Abortion prevents the contribution of new genetic material into the gene pool, while homosexuals, not reproducing, avoid contributions altogether. Their genetic line ends with them, an ultimate selfish act among many they have chosen.
The man-woman family unit is biologically driven to produce offspring as an instinct for survival demands reproduction of the species. The combination of genetic materials from the father and the mother results in a new arrangement of genes in a unique individual. This heterosexual union produces new offspring valued and loved as individuals, but also for perpetuating the family lineage. Remember also, the Bible advises â€˜be fruitful and multiply,â€™ thus increasing contributions to the gene pool and expanding genetic diversity.
Numbers of gay and lesbians in the US, from the AVERT.ORG website: â€˜The 2000 census tells us that
- there are 105.5 million households in the USA.
- 5.5 million of these consist of unmarried partnerships,
- of these, 595,000 consist of same sex partners.
Hundreds of thousands, perhaps millions, of children will remain unborn during the years that these same sex partnerships are maintained.
Number of abortions in the US: 49% of pregnancies among American women are unintended; 1/2 of these are terminated by abortion.  24% of all pregnancies (excluding miscarriages) end in abortion. In 2002, 1.29 million abortions took place, down from an estimated 1.36 million in 1996. From 1973 through 2002, more than 42 million legal abortions occurred. 

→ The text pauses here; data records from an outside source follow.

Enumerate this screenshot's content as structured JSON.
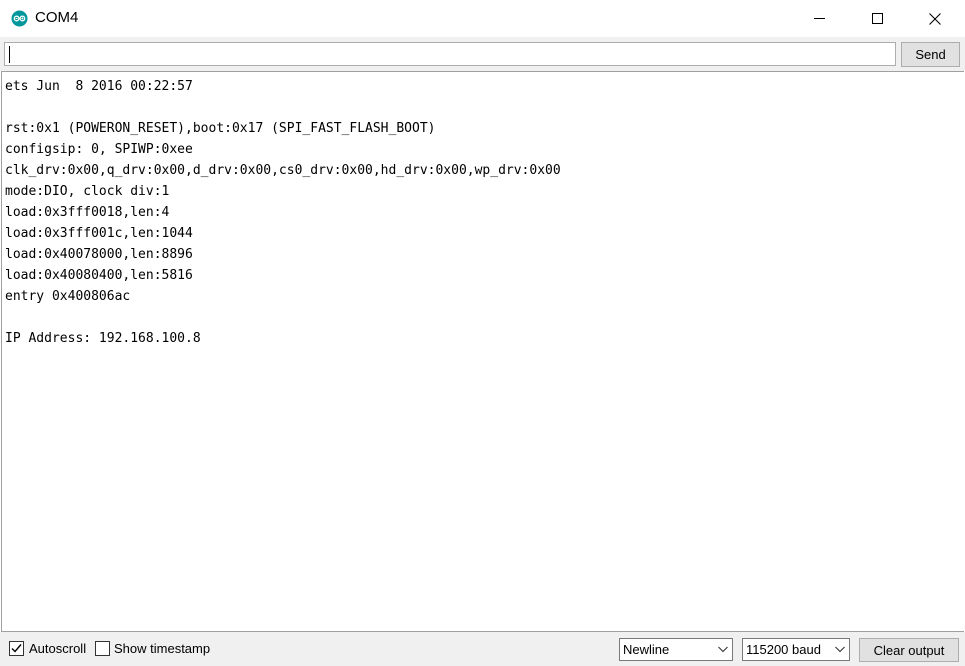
{
  "window": {
    "title": "COM4",
    "icon": "arduino-logo-icon",
    "accent_color": "#00979c"
  },
  "input": {
    "value": "",
    "send_label": "Send"
  },
  "output": {
    "lines": [
      "ets Jun  8 2016 00:22:57",
      "",
      "rst:0x1 (POWERON_RESET),boot:0x17 (SPI_FAST_FLASH_BOOT)",
      "configsip: 0, SPIWP:0xee",
      "clk_drv:0x00,q_drv:0x00,d_drv:0x00,cs0_drv:0x00,hd_drv:0x00,wp_drv:0x00",
      "mode:DIO, clock div:1",
      "load:0x3fff0018,len:4",
      "load:0x3fff001c,len:1044",
      "load:0x40078000,len:8896",
      "load:0x40080400,len:5816",
      "entry 0x400806ac",
      "",
      "IP Address: 192.168.100.8"
    ]
  },
  "footer": {
    "autoscroll_label": "Autoscroll",
    "autoscroll_checked": true,
    "timestamp_label": "Show timestamp",
    "timestamp_checked": false,
    "line_ending": "Newline",
    "baud_rate": "115200 baud",
    "clear_label": "Clear output"
  }
}
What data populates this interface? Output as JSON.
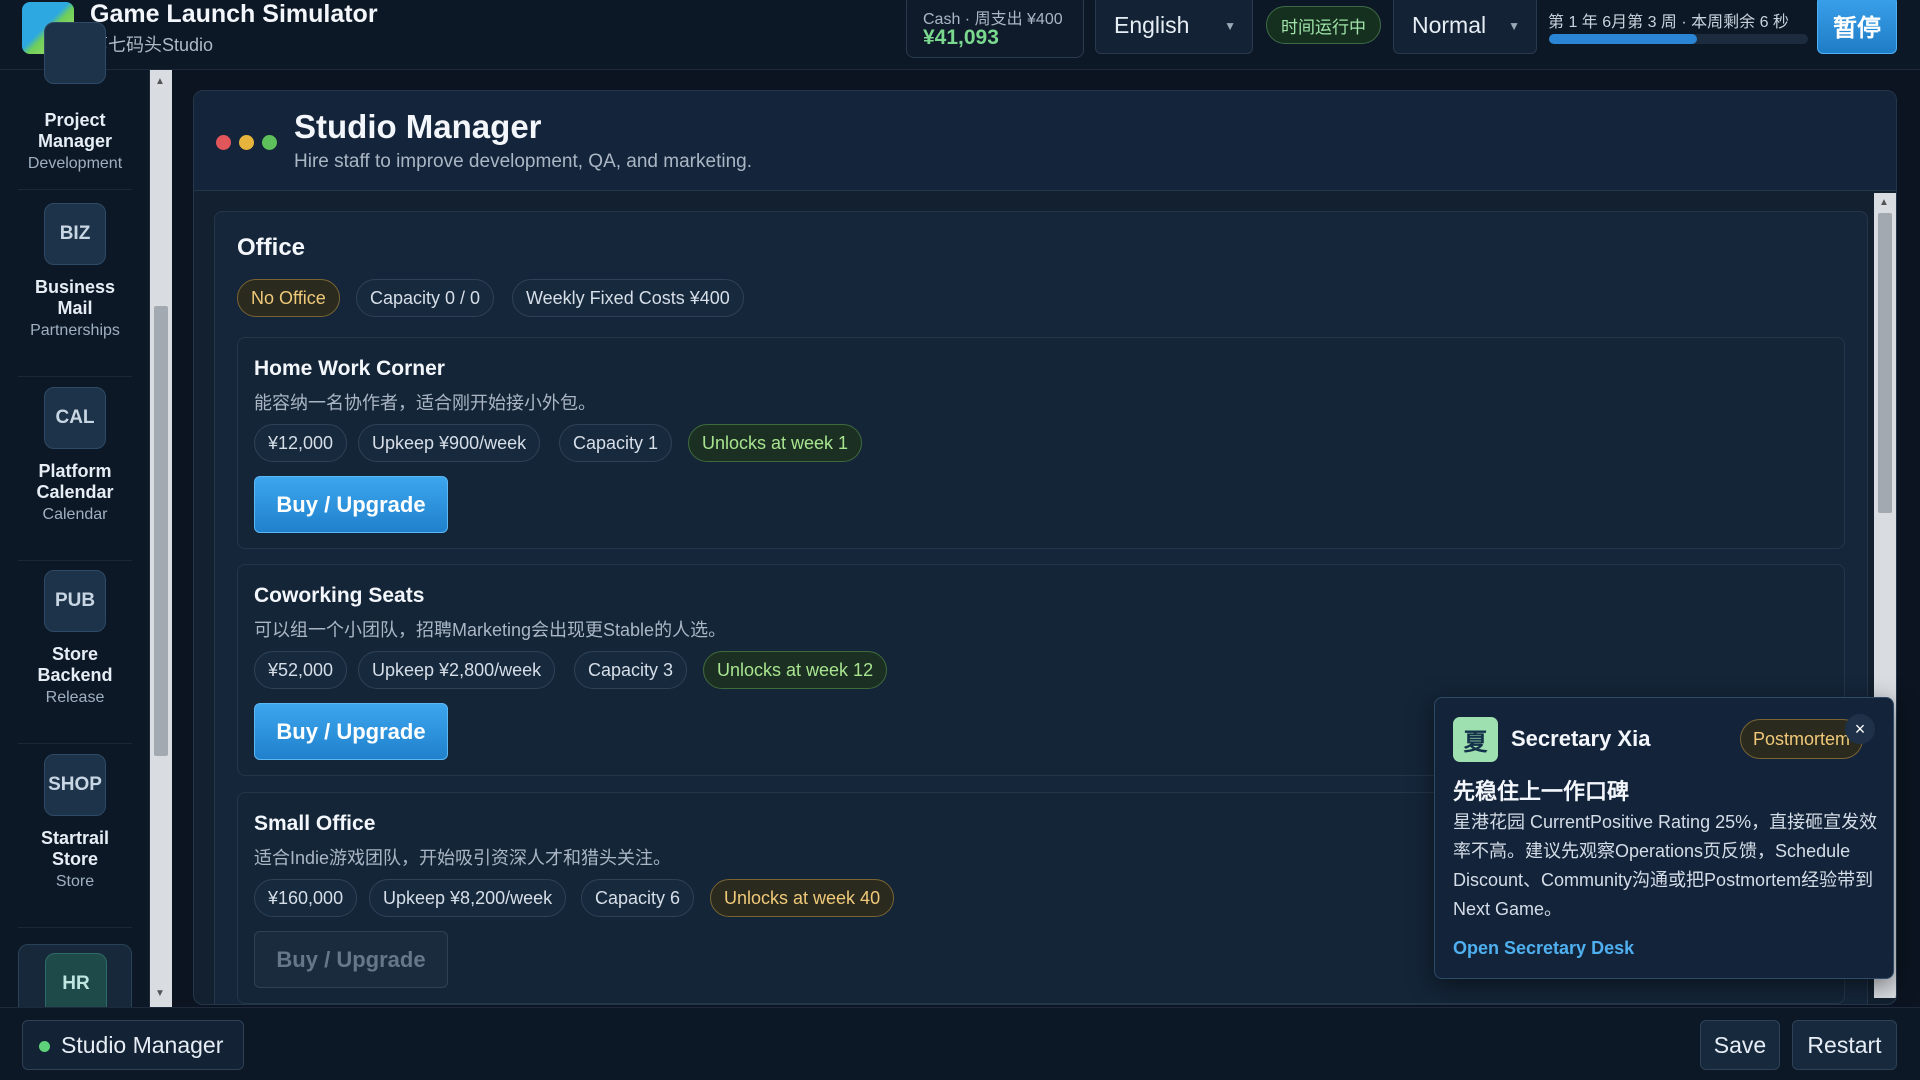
{
  "app": {
    "title": "Game Launch Simulator",
    "studio": "第七码头Studio"
  },
  "topbar": {
    "cash_label": "Cash · 周支出 ¥400",
    "cash_value": "¥41,093",
    "language": "English",
    "run_status": "时间运行中",
    "speed": "Normal",
    "time_text": "第 1 年 6月第 3 周 · 本周剩余 6 秒",
    "week_progress_percent": 57,
    "pause_label": "暂停"
  },
  "sidebar": {
    "items": [
      {
        "icon": "",
        "name": "Project Manager",
        "category": "Development"
      },
      {
        "icon": "BIZ",
        "name": "Business Mail",
        "category": "Partnerships"
      },
      {
        "icon": "CAL",
        "name": "Platform Calendar",
        "category": "Calendar"
      },
      {
        "icon": "PUB",
        "name": "Store Backend",
        "category": "Release"
      },
      {
        "icon": "SHOP",
        "name": "Startrail Store",
        "category": "Store"
      },
      {
        "icon": "HR",
        "name": "",
        "category": ""
      }
    ]
  },
  "panel": {
    "title": "Studio Manager",
    "subtitle": "Hire staff to improve development, QA, and marketing.",
    "dot_colors": [
      "#e0565b",
      "#e6b33c",
      "#5ec05a"
    ]
  },
  "office": {
    "title": "Office",
    "status": "No Office",
    "capacity": "Capacity 0 / 0",
    "fixed_costs": "Weekly Fixed Costs ¥400",
    "tiers": [
      {
        "name": "Home Work Corner",
        "desc": "能容纳一名协作者，适合刚开始接小外包。",
        "price": "¥12,000",
        "upkeep": "Upkeep ¥900/week",
        "capacity": "Capacity 1",
        "unlock": "Unlocks at week 1",
        "button": "Buy / Upgrade"
      },
      {
        "name": "Coworking Seats",
        "desc": "可以组一个小团队，招聘Marketing会出现更Stable的人选。",
        "price": "¥52,000",
        "upkeep": "Upkeep ¥2,800/week",
        "capacity": "Capacity 3",
        "unlock": "Unlocks at week 12",
        "button": "Buy / Upgrade"
      },
      {
        "name": "Small Office",
        "desc": "适合Indie游戏团队，开始吸引资深人才和猎头关注。",
        "price": "¥160,000",
        "upkeep": "Upkeep ¥8,200/week",
        "capacity": "Capacity 6",
        "unlock": "Unlocks at week 40",
        "button": "Buy / Upgrade"
      }
    ]
  },
  "secretary": {
    "avatar": "夏",
    "name": "Secretary Xia",
    "tag": "Postmortem",
    "close": "×",
    "headline": "先稳住上一作口碑",
    "body": "星港花园 CurrentPositive Rating 25%，直接砸宣发效率不高。建议先观察Operations页反馈，Schedule Discount、Community沟通或把Postmortem经验带到Next Game。",
    "link": "Open Secretary Desk"
  },
  "bottombar": {
    "task_label": "Studio Manager",
    "save_label": "Save",
    "restart_label": "Restart"
  }
}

1. Henshaw SK, Unintended pregnancy in the United States, Family Planning Perspectives, 1998, 30(1):24-29&46.
2. Finer LB and Henshaw SK, Estimates of U.S. Abortion Incidence in 2001 and 2002, The Alan Guttmacher Institute, 2005, http://www.guttmacher.org/pubs/2005/05/18/ab_incidence.pdf, accessed May 17, 2005.
What does the loss of this genetic material mean to the human race?
A commonly-accepted measure of intelligence is the Intelligence Quotient. The American Mensa Society defines â€˜geniusâ€™ as those having a measured IQ in the top 2 % of the population. If 42 million babies were not born because they were aborted, this calculates to 840,000 geniuses and their contributions that have been lost to all humanity, and all subsequent generations from the offspring they might have produced are also gone. In industrial societies, IQ has been shown to be highly heritable, meaning the genetic material that produces high intelligence is passed from parents to children at a statistically significant rate. Lost also are the contributions of artists, writers, scholars, scientists, musicians, craftsmen, and others who could have contributed their arts, sciences, letters, and discoveries to human society in ways not measured by IQ.
â€˜We survey the psychological literature on cross-cultural IQ tests and conclude that modern intelligence tests provide one useful measure of human capital. Using a new database of national average IQâ€¦we show that in growth regressions that include only robust control variables, IQ is statistically significant at the 95% level in 99.8% of these 1330 regressions, and the coefficient is always positive. A 1 point increase in a nationâ€™s average IQ is associated with a persistent 0.11% annual increase in GDP per capita.â€™ (from Jones, Garett and Schneider, W. Joel, â€˜Intelligence, Human Capital, and Economic Growth: A Bayesian Averaging of Classical Estimates (BACE) Approach â€˜ (June 2005)).
Ultimately, the nation and all of mankind is deprived of the contributions of those who remain unborn, through all of time.